  • Prepare a turn sheet with step-by-step driving directions and notes for where to honk, play music, stay silent. (Here’s an example of what this might look like)
  • Pick a safe & large enough initial meet-up spot.
  • Identify areas where you can pull over to regroup if you get separated along the route.
  • Pick driver for a lead, a middle, and end car to help keep everyone together. Share the cell numbers of those main contacts just in case folks need help or get separated.
  • Have 1 or 2 back up plans that the “driver leads” all know about just in case.

Plan how you will center the voices of underrepresented people

Determine what barriers may prevent people from participating and try to eliminate them. I.e. If someone isn’t able to or doesn’t feel comfortable driving, encourage a companion or assign a volunteer to drive.

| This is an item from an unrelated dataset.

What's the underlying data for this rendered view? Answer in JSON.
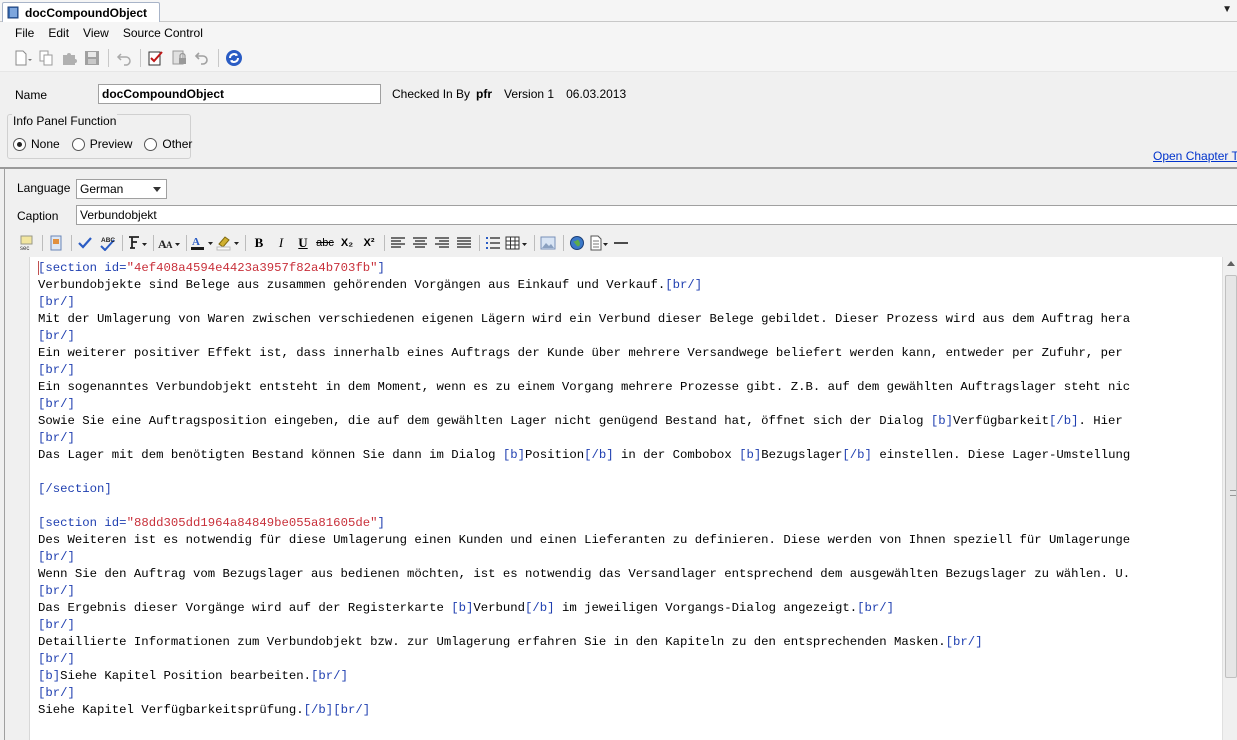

If someone is non-verbal, prominently display their own words visually. 

Decide if you want the event to be public or private

Share the details accordingly. Regardless of which one you pick, make sure ALL participants are willing and committed to following the leadership of the event

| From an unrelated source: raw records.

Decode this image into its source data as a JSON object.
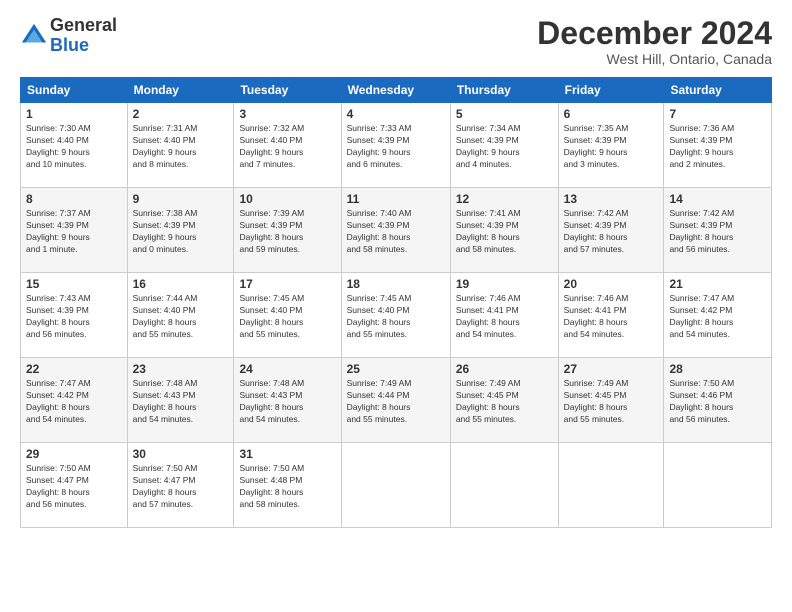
{
  "header": {
    "logo_general": "General",
    "logo_blue": "Blue",
    "month_title": "December 2024",
    "location": "West Hill, Ontario, Canada"
  },
  "days_of_week": [
    "Sunday",
    "Monday",
    "Tuesday",
    "Wednesday",
    "Thursday",
    "Friday",
    "Saturday"
  ],
  "weeks": [
    [
      {
        "day": "1",
        "info": "Sunrise: 7:30 AM\nSunset: 4:40 PM\nDaylight: 9 hours\nand 10 minutes."
      },
      {
        "day": "2",
        "info": "Sunrise: 7:31 AM\nSunset: 4:40 PM\nDaylight: 9 hours\nand 8 minutes."
      },
      {
        "day": "3",
        "info": "Sunrise: 7:32 AM\nSunset: 4:40 PM\nDaylight: 9 hours\nand 7 minutes."
      },
      {
        "day": "4",
        "info": "Sunrise: 7:33 AM\nSunset: 4:39 PM\nDaylight: 9 hours\nand 6 minutes."
      },
      {
        "day": "5",
        "info": "Sunrise: 7:34 AM\nSunset: 4:39 PM\nDaylight: 9 hours\nand 4 minutes."
      },
      {
        "day": "6",
        "info": "Sunrise: 7:35 AM\nSunset: 4:39 PM\nDaylight: 9 hours\nand 3 minutes."
      },
      {
        "day": "7",
        "info": "Sunrise: 7:36 AM\nSunset: 4:39 PM\nDaylight: 9 hours\nand 2 minutes."
      }
    ],
    [
      {
        "day": "8",
        "info": "Sunrise: 7:37 AM\nSunset: 4:39 PM\nDaylight: 9 hours\nand 1 minute."
      },
      {
        "day": "9",
        "info": "Sunrise: 7:38 AM\nSunset: 4:39 PM\nDaylight: 9 hours\nand 0 minutes."
      },
      {
        "day": "10",
        "info": "Sunrise: 7:39 AM\nSunset: 4:39 PM\nDaylight: 8 hours\nand 59 minutes."
      },
      {
        "day": "11",
        "info": "Sunrise: 7:40 AM\nSunset: 4:39 PM\nDaylight: 8 hours\nand 58 minutes."
      },
      {
        "day": "12",
        "info": "Sunrise: 7:41 AM\nSunset: 4:39 PM\nDaylight: 8 hours\nand 58 minutes."
      },
      {
        "day": "13",
        "info": "Sunrise: 7:42 AM\nSunset: 4:39 PM\nDaylight: 8 hours\nand 57 minutes."
      },
      {
        "day": "14",
        "info": "Sunrise: 7:42 AM\nSunset: 4:39 PM\nDaylight: 8 hours\nand 56 minutes."
      }
    ],
    [
      {
        "day": "15",
        "info": "Sunrise: 7:43 AM\nSunset: 4:39 PM\nDaylight: 8 hours\nand 56 minutes."
      },
      {
        "day": "16",
        "info": "Sunrise: 7:44 AM\nSunset: 4:40 PM\nDaylight: 8 hours\nand 55 minutes."
      },
      {
        "day": "17",
        "info": "Sunrise: 7:45 AM\nSunset: 4:40 PM\nDaylight: 8 hours\nand 55 minutes."
      },
      {
        "day": "18",
        "info": "Sunrise: 7:45 AM\nSunset: 4:40 PM\nDaylight: 8 hours\nand 55 minutes."
      },
      {
        "day": "19",
        "info": "Sunrise: 7:46 AM\nSunset: 4:41 PM\nDaylight: 8 hours\nand 54 minutes."
      },
      {
        "day": "20",
        "info": "Sunrise: 7:46 AM\nSunset: 4:41 PM\nDaylight: 8 hours\nand 54 minutes."
      },
      {
        "day": "21",
        "info": "Sunrise: 7:47 AM\nSunset: 4:42 PM\nDaylight: 8 hours\nand 54 minutes."
      }
    ],
    [
      {
        "day": "22",
        "info": "Sunrise: 7:47 AM\nSunset: 4:42 PM\nDaylight: 8 hours\nand 54 minutes."
      },
      {
        "day": "23",
        "info": "Sunrise: 7:48 AM\nSunset: 4:43 PM\nDaylight: 8 hours\nand 54 minutes."
      },
      {
        "day": "24",
        "info": "Sunrise: 7:48 AM\nSunset: 4:43 PM\nDaylight: 8 hours\nand 54 minutes."
      },
      {
        "day": "25",
        "info": "Sunrise: 7:49 AM\nSunset: 4:44 PM\nDaylight: 8 hours\nand 55 minutes."
      },
      {
        "day": "26",
        "info": "Sunrise: 7:49 AM\nSunset: 4:45 PM\nDaylight: 8 hours\nand 55 minutes."
      },
      {
        "day": "27",
        "info": "Sunrise: 7:49 AM\nSunset: 4:45 PM\nDaylight: 8 hours\nand 55 minutes."
      },
      {
        "day": "28",
        "info": "Sunrise: 7:50 AM\nSunset: 4:46 PM\nDaylight: 8 hours\nand 56 minutes."
      }
    ],
    [
      {
        "day": "29",
        "info": "Sunrise: 7:50 AM\nSunset: 4:47 PM\nDaylight: 8 hours\nand 56 minutes."
      },
      {
        "day": "30",
        "info": "Sunrise: 7:50 AM\nSunset: 4:47 PM\nDaylight: 8 hours\nand 57 minutes."
      },
      {
        "day": "31",
        "info": "Sunrise: 7:50 AM\nSunset: 4:48 PM\nDaylight: 8 hours\nand 58 minutes."
      },
      null,
      null,
      null,
      null
    ]
  ]
}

Meet at a designated time and place to get organized and line up.

You can also gather, while socially distancing, to decorate cars together. Give yourselves at least 30-45 minutes for this.

Decorate your car with signs to show solidarity with protestors.

You can also use window markers to write on your car windows to expand your message. Try not to put posters on vehicle windows, as that can be cause for a moving violation. 

Invite participants 

Invite friends and community members of all ages, including people with disabilities others who may be hesitant to participate in solidarity actions because of COVID-19, accessibility issues, or because they have children or grandchildren

Encourage particpants to come prepared

Make sure everyone arrives with a full tank of gas, water, snacks, and a face mask.

DO’s and DON’Ts of a Car March

DO arrive at the meetup spot on time

DO bring materials to decorate

DO bring water and snacks

DO print posters

DO play music

DO turn your lights on

DO honk at designated intersections, but only once or twice, depending on the goals of the event

DO encourage viewers to honk, shout, show support as you drive by

DON’T cover windows – write on windows and put posters and poster paper on the sides of doors

DON’T honk excessively

DON’T worry if your group gets split up with other cars on the road. They will move along eventually.

DO center the voices of people who aren’t heard in traditional protests

DO follow all traffic laws (stop for pedestrians, stop at red/yellow lights, etc.)

DO try to stay together